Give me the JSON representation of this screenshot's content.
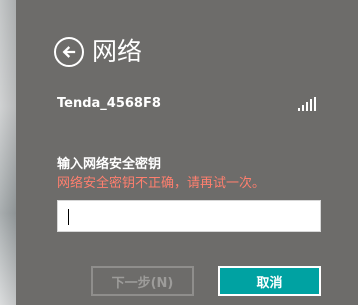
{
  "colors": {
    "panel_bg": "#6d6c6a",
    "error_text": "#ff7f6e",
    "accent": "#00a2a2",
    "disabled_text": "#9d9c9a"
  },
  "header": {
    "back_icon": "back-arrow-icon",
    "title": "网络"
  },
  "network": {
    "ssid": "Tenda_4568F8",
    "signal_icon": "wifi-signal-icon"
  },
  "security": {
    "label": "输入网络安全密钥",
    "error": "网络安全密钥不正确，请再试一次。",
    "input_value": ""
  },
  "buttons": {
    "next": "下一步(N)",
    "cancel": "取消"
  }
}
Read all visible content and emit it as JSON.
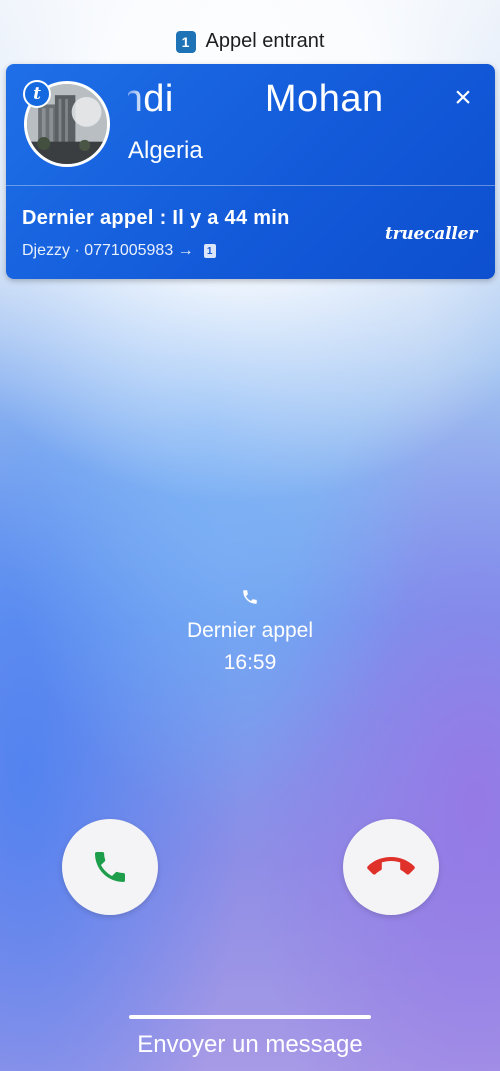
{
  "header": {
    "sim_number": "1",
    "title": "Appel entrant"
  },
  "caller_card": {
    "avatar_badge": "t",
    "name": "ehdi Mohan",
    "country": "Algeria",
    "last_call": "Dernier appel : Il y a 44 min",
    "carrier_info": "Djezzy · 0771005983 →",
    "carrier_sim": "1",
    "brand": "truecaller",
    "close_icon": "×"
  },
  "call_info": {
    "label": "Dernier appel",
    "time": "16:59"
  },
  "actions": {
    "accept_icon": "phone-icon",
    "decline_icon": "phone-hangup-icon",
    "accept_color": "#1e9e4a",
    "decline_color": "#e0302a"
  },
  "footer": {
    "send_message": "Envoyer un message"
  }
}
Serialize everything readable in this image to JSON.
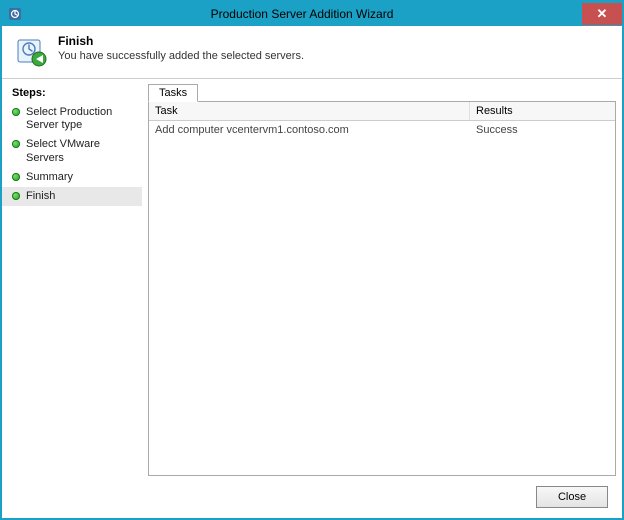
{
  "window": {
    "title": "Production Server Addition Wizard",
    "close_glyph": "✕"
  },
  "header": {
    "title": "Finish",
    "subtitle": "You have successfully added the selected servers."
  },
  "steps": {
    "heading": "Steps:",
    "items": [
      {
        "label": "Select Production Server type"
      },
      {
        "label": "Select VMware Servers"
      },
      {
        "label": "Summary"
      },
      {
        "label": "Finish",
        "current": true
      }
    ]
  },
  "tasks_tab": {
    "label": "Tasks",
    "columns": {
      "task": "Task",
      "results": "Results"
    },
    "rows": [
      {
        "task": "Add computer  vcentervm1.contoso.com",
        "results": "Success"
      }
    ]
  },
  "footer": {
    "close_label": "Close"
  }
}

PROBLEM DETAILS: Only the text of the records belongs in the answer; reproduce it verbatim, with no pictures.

RESULT FOR THIS EXERCISE:
Give me the JSON representation of this screenshot's content.
{
  "colors": {
    "panel_bg": "#6d6c6a",
    "error_text": "#ff7f6e",
    "accent": "#00a2a2",
    "disabled_text": "#9d9c9a"
  },
  "header": {
    "back_icon": "back-arrow-icon",
    "title": "网络"
  },
  "network": {
    "ssid": "Tenda_4568F8",
    "signal_icon": "wifi-signal-icon"
  },
  "security": {
    "label": "输入网络安全密钥",
    "error": "网络安全密钥不正确，请再试一次。",
    "input_value": ""
  },
  "buttons": {
    "next": "下一步(N)",
    "cancel": "取消"
  }
}
Read all visible content and emit it as JSON.
{
  "header": {
    "sim_number": "1",
    "title": "Appel entrant"
  },
  "caller_card": {
    "avatar_badge": "t",
    "name": "ehdi Mohan",
    "country": "Algeria",
    "last_call": "Dernier appel : Il y a 44 min",
    "carrier_info": "Djezzy · 0771005983 →",
    "carrier_sim": "1",
    "brand": "truecaller",
    "close_icon": "×"
  },
  "call_info": {
    "label": "Dernier appel",
    "time": "16:59"
  },
  "actions": {
    "accept_icon": "phone-icon",
    "decline_icon": "phone-hangup-icon",
    "accept_color": "#1e9e4a",
    "decline_color": "#e0302a"
  },
  "footer": {
    "send_message": "Envoyer un message"
  }
}
Serialize everything readable in this image to JSON.
{
  "window": {
    "title": "Production Server Addition Wizard",
    "close_glyph": "✕"
  },
  "header": {
    "title": "Finish",
    "subtitle": "You have successfully added the selected servers."
  },
  "steps": {
    "heading": "Steps:",
    "items": [
      {
        "label": "Select Production Server type"
      },
      {
        "label": "Select VMware Servers"
      },
      {
        "label": "Summary"
      },
      {
        "label": "Finish",
        "current": true
      }
    ]
  },
  "tasks_tab": {
    "label": "Tasks",
    "columns": {
      "task": "Task",
      "results": "Results"
    },
    "rows": [
      {
        "task": "Add computer  vcentervm1.contoso.com",
        "results": "Success"
      }
    ]
  },
  "footer": {
    "close_label": "Close"
  }
}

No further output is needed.